What you are asked to do: Please copy every line from the following entries in which the word "Tuniflix" appears.

[Items from a data source]
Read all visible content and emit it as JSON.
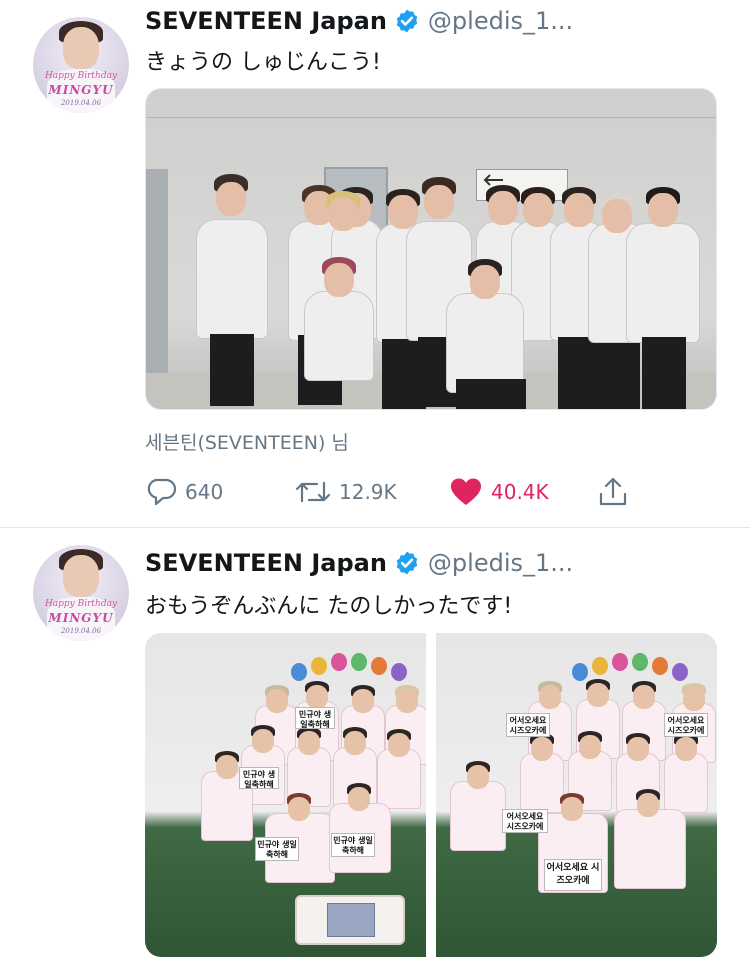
{
  "tweets": [
    {
      "author": {
        "name": "SEVENTEEN Japan",
        "handle": "@pledis_1...",
        "avatar_text": [
          "Happy Birthday",
          "MINGYU",
          "2019.04.06"
        ]
      },
      "text": "きょうの しゅじんこう!",
      "attribution": "세븐틴(SEVENTEEN) 님",
      "actions": {
        "reply_count": "640",
        "retweet_count": "12.9K",
        "like_count": "40.4K",
        "liked": true
      }
    },
    {
      "author": {
        "name": "SEVENTEEN Japan",
        "handle": "@pledis_1...",
        "avatar_text": [
          "Happy Birthday",
          "MINGYU",
          "2019.04.06"
        ]
      },
      "text": "おもうぞんぶんに たのしかったです!",
      "photo_cards": {
        "left": [
          "민규야 생일축하해",
          "민규야 생일축하해",
          "민규야 생일축하해",
          "민규야 생일축하해"
        ],
        "right": [
          "어서오세요 시즈오카에",
          "어서오세요 시즈오카에",
          "어서오세요 시즈오카에",
          "어서오세요 시즈오카에"
        ]
      }
    }
  ],
  "colors": {
    "verified": "#1da1f2",
    "like": "#e0245e",
    "secondary_text": "#657786",
    "divider": "#e1e8ed"
  },
  "icons": [
    "verified-badge-icon",
    "reply-icon",
    "retweet-icon",
    "like-heart-icon",
    "share-icon"
  ]
}
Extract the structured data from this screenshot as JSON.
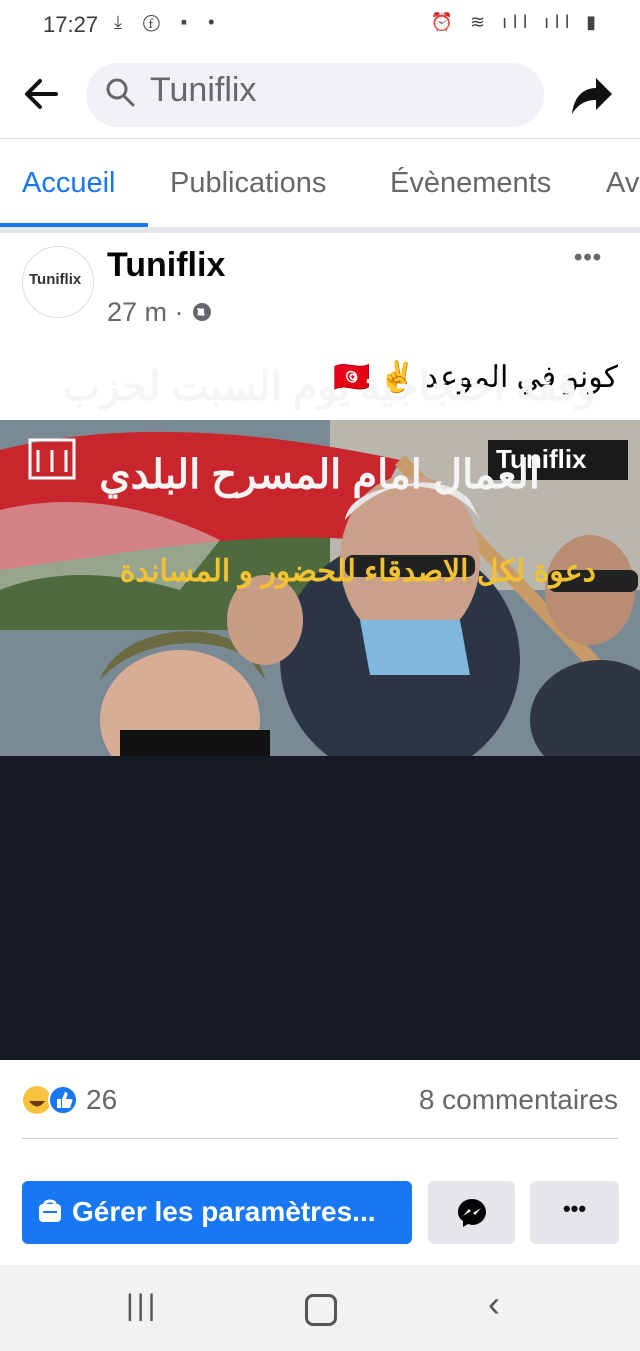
{
  "status_bar": {
    "time": "17:27",
    "left_icons": "⤓ ⓕ ▪ •",
    "right_icons": "⏰ ≋ ıll ıll ▮"
  },
  "search": {
    "value": "Tuniflix"
  },
  "tabs": [
    {
      "label": "Accueil",
      "active": true
    },
    {
      "label": "Publications",
      "active": false
    },
    {
      "label": "Évènements",
      "active": false
    },
    {
      "label": "Av",
      "active": false
    }
  ],
  "post": {
    "page_name": "Tuniflix",
    "time": "27 m",
    "separator": "·",
    "caption": "كونو في الموعد ✌️ 🇹🇳",
    "image": {
      "watermark": "Tuniflix",
      "line1": "وقفة احتجاجية يوم السبت لحزب",
      "line2": "العمال امام المسرح البلدي",
      "line3": "دعوة لكل الاصدقاء للحضور و المساندة"
    },
    "avatar_text": "Tuniflix",
    "reaction_count": "26",
    "comments": "8 commentaires"
  },
  "actions": {
    "manage_label": "Gérer les paramètres...",
    "more_label": "•••"
  },
  "colors": {
    "accent": "#1877f2",
    "banner": "#151a24",
    "highlight_text": "#f2c230"
  }
}
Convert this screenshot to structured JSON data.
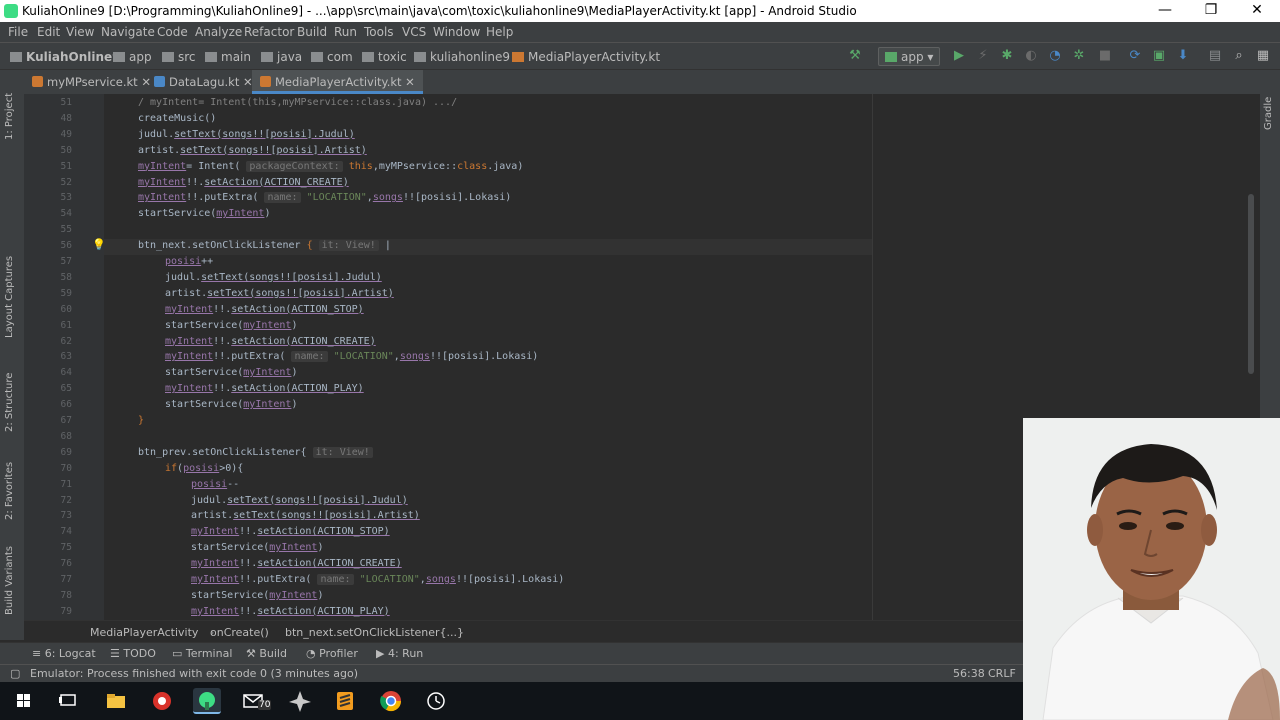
{
  "window": {
    "title": "KuliahOnline9 [D:\\Programming\\KuliahOnline9] - ...\\app\\src\\main\\java\\com\\toxic\\kuliahonline9\\MediaPlayerActivity.kt [app] - Android Studio",
    "minimize": "—",
    "restore": "❐",
    "close": "✕"
  },
  "menu": [
    "File",
    "Edit",
    "View",
    "Navigate",
    "Code",
    "Analyze",
    "Refactor",
    "Build",
    "Run",
    "Tools",
    "VCS",
    "Window",
    "Help"
  ],
  "nav": {
    "crumbs": [
      "KuliahOnline9",
      "app",
      "src",
      "main",
      "java",
      "com",
      "toxic",
      "kuliahonline9",
      "MediaPlayerActivity.kt"
    ],
    "run_config": "app"
  },
  "tabs": [
    "myMPservice.kt",
    "DataLagu.kt",
    "MediaPlayerActivity.kt"
  ],
  "left_tools": [
    "1: Project",
    "Layout Captures",
    "2: Structure",
    "2: Favorites",
    "Build Variants"
  ],
  "right_tools": [
    "Gradle"
  ],
  "line_numbers": [
    "51",
    "48",
    "49",
    "50",
    "51",
    "52",
    "53",
    "54",
    "55",
    "56",
    "57",
    "58",
    "59",
    "60",
    "61",
    "62",
    "63",
    "64",
    "65",
    "66",
    "67",
    "68",
    "69",
    "70",
    "71",
    "72",
    "73",
    "74",
    "75",
    "76",
    "77",
    "78",
    "79"
  ],
  "code": [
    {
      "indent": 0,
      "parts": [
        {
          "t": "/ myIntent= Intent(this,myMPservice::class.java) .../",
          "c": "#808080"
        }
      ]
    },
    {
      "indent": 0,
      "parts": [
        {
          "t": "createMusic()"
        }
      ]
    },
    {
      "indent": 0,
      "parts": [
        {
          "t": "judul."
        },
        {
          "t": "setText(songs!![posisi].Judul)",
          "u": 1
        }
      ]
    },
    {
      "indent": 0,
      "parts": [
        {
          "t": "artist."
        },
        {
          "t": "setText(songs!![posisi].Artist)",
          "u": 1
        }
      ]
    },
    {
      "indent": 0,
      "parts": [
        {
          "t": "myIntent",
          "c": "#9876aa",
          "u": 1
        },
        {
          "t": "= Intent( "
        },
        {
          "t": "packageContext:",
          "h": 1
        },
        {
          "t": " this",
          "c": "#cc7832"
        },
        {
          "t": ",myMPservice::"
        },
        {
          "t": "class",
          "c": "#cc7832"
        },
        {
          "t": ".java)"
        }
      ]
    },
    {
      "indent": 0,
      "parts": [
        {
          "t": "myIntent",
          "c": "#9876aa",
          "u": 1
        },
        {
          "t": "!!."
        },
        {
          "t": "setAction(ACTION_CREATE)",
          "u": 1
        }
      ]
    },
    {
      "indent": 0,
      "parts": [
        {
          "t": "myIntent",
          "c": "#9876aa",
          "u": 1
        },
        {
          "t": "!!.putExtra( "
        },
        {
          "t": "name:",
          "h": 1
        },
        {
          "t": " \"LOCATION\"",
          "c": "#6a8759"
        },
        {
          "t": ","
        },
        {
          "t": "songs",
          "c": "#9876aa",
          "u": 1
        },
        {
          "t": "!![posisi].Lokasi)"
        }
      ]
    },
    {
      "indent": 0,
      "parts": [
        {
          "t": "startService("
        },
        {
          "t": "myIntent",
          "c": "#9876aa",
          "u": 1
        },
        {
          "t": ")"
        }
      ]
    },
    {
      "indent": 0,
      "parts": [
        {
          "t": ""
        }
      ]
    },
    {
      "indent": 0,
      "parts": [
        {
          "t": "btn_next.setOnClickListener "
        },
        {
          "t": "{",
          "c": "#cc7832"
        },
        {
          "t": " "
        },
        {
          "t": "it: View!",
          "h": 1
        },
        {
          "t": " |"
        }
      ]
    },
    {
      "indent": 1,
      "parts": [
        {
          "t": "posisi",
          "c": "#9876aa",
          "u": 1
        },
        {
          "t": "++"
        }
      ]
    },
    {
      "indent": 1,
      "parts": [
        {
          "t": "judul."
        },
        {
          "t": "setText(songs!![posisi].Judul)",
          "u": 1
        }
      ]
    },
    {
      "indent": 1,
      "parts": [
        {
          "t": "artist."
        },
        {
          "t": "setText(songs!![posisi].Artist)",
          "u": 1
        }
      ]
    },
    {
      "indent": 1,
      "parts": [
        {
          "t": "myIntent",
          "c": "#9876aa",
          "u": 1
        },
        {
          "t": "!!."
        },
        {
          "t": "setAction(ACTION_STOP)",
          "u": 1
        }
      ]
    },
    {
      "indent": 1,
      "parts": [
        {
          "t": "startService("
        },
        {
          "t": "myIntent",
          "c": "#9876aa",
          "u": 1
        },
        {
          "t": ")"
        }
      ]
    },
    {
      "indent": 1,
      "parts": [
        {
          "t": "myIntent",
          "c": "#9876aa",
          "u": 1
        },
        {
          "t": "!!."
        },
        {
          "t": "setAction(ACTION_CREATE)",
          "u": 1
        }
      ]
    },
    {
      "indent": 1,
      "parts": [
        {
          "t": "myIntent",
          "c": "#9876aa",
          "u": 1
        },
        {
          "t": "!!.putExtra( "
        },
        {
          "t": "name:",
          "h": 1
        },
        {
          "t": " \"LOCATION\"",
          "c": "#6a8759"
        },
        {
          "t": ","
        },
        {
          "t": "songs",
          "c": "#9876aa",
          "u": 1
        },
        {
          "t": "!![posisi].Lokasi)"
        }
      ]
    },
    {
      "indent": 1,
      "parts": [
        {
          "t": "startService("
        },
        {
          "t": "myIntent",
          "c": "#9876aa",
          "u": 1
        },
        {
          "t": ")"
        }
      ]
    },
    {
      "indent": 1,
      "parts": [
        {
          "t": "myIntent",
          "c": "#9876aa",
          "u": 1
        },
        {
          "t": "!!."
        },
        {
          "t": "setAction(ACTION_PLAY)",
          "u": 1
        }
      ]
    },
    {
      "indent": 1,
      "parts": [
        {
          "t": "startService("
        },
        {
          "t": "myIntent",
          "c": "#9876aa",
          "u": 1
        },
        {
          "t": ")"
        }
      ]
    },
    {
      "indent": 0,
      "parts": [
        {
          "t": "}",
          "c": "#cc7832"
        }
      ]
    },
    {
      "indent": 0,
      "parts": [
        {
          "t": ""
        }
      ]
    },
    {
      "indent": 0,
      "parts": [
        {
          "t": "btn_prev.setOnClickListener{ "
        },
        {
          "t": "it: View!",
          "h": 1
        }
      ]
    },
    {
      "indent": 1,
      "parts": [
        {
          "t": "if",
          "c": "#cc7832"
        },
        {
          "t": "("
        },
        {
          "t": "posisi",
          "c": "#9876aa",
          "u": 1
        },
        {
          "t": ">0){"
        }
      ]
    },
    {
      "indent": 2,
      "parts": [
        {
          "t": "posisi",
          "c": "#9876aa",
          "u": 1
        },
        {
          "t": "--"
        }
      ]
    },
    {
      "indent": 2,
      "parts": [
        {
          "t": "judul."
        },
        {
          "t": "setText(songs!![posisi].Judul)",
          "u": 1
        }
      ]
    },
    {
      "indent": 2,
      "parts": [
        {
          "t": "artist."
        },
        {
          "t": "setText(songs!![posisi].Artist)",
          "u": 1
        }
      ]
    },
    {
      "indent": 2,
      "parts": [
        {
          "t": "myIntent",
          "c": "#9876aa",
          "u": 1
        },
        {
          "t": "!!."
        },
        {
          "t": "setAction(ACTION_STOP)",
          "u": 1
        }
      ]
    },
    {
      "indent": 2,
      "parts": [
        {
          "t": "startService("
        },
        {
          "t": "myIntent",
          "c": "#9876aa",
          "u": 1
        },
        {
          "t": ")"
        }
      ]
    },
    {
      "indent": 2,
      "parts": [
        {
          "t": "myIntent",
          "c": "#9876aa",
          "u": 1
        },
        {
          "t": "!!."
        },
        {
          "t": "setAction(ACTION_CREATE)",
          "u": 1
        }
      ]
    },
    {
      "indent": 2,
      "parts": [
        {
          "t": "myIntent",
          "c": "#9876aa",
          "u": 1
        },
        {
          "t": "!!.putExtra( "
        },
        {
          "t": "name:",
          "h": 1
        },
        {
          "t": " \"LOCATION\"",
          "c": "#6a8759"
        },
        {
          "t": ","
        },
        {
          "t": "songs",
          "c": "#9876aa",
          "u": 1
        },
        {
          "t": "!![posisi].Lokasi)"
        }
      ]
    },
    {
      "indent": 2,
      "parts": [
        {
          "t": "startService("
        },
        {
          "t": "myIntent",
          "c": "#9876aa",
          "u": 1
        },
        {
          "t": ")"
        }
      ]
    },
    {
      "indent": 2,
      "parts": [
        {
          "t": "myIntent",
          "c": "#9876aa",
          "u": 1
        },
        {
          "t": "!!."
        },
        {
          "t": "setAction(ACTION_PLAY)",
          "u": 1
        }
      ]
    }
  ],
  "editor_breadcrumb": [
    "MediaPlayerActivity",
    "onCreate()",
    "btn_next.setOnClickListener{...}"
  ],
  "tool_windows": [
    "6: Logcat",
    "TODO",
    "Terminal",
    "Build",
    "Profiler",
    "4: Run"
  ],
  "status": {
    "message": "Emulator: Process finished with exit code 0 (3 minutes ago)",
    "position": "56:38",
    "line_sep": "CRLF"
  },
  "taskbar": {
    "badge": "70"
  },
  "colors": {
    "editor_bg": "#2b2b2b",
    "chrome_bg": "#3c3f41",
    "keyword": "#cc7832",
    "string": "#6a8759",
    "field": "#9876aa",
    "run_green": "#59a869"
  }
}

Answer area:
    "value": "Tuniflix"
    "page_name": "Tuniflix",
      "watermark": "Tuniflix",
    "avatar_text": "Tuniflix",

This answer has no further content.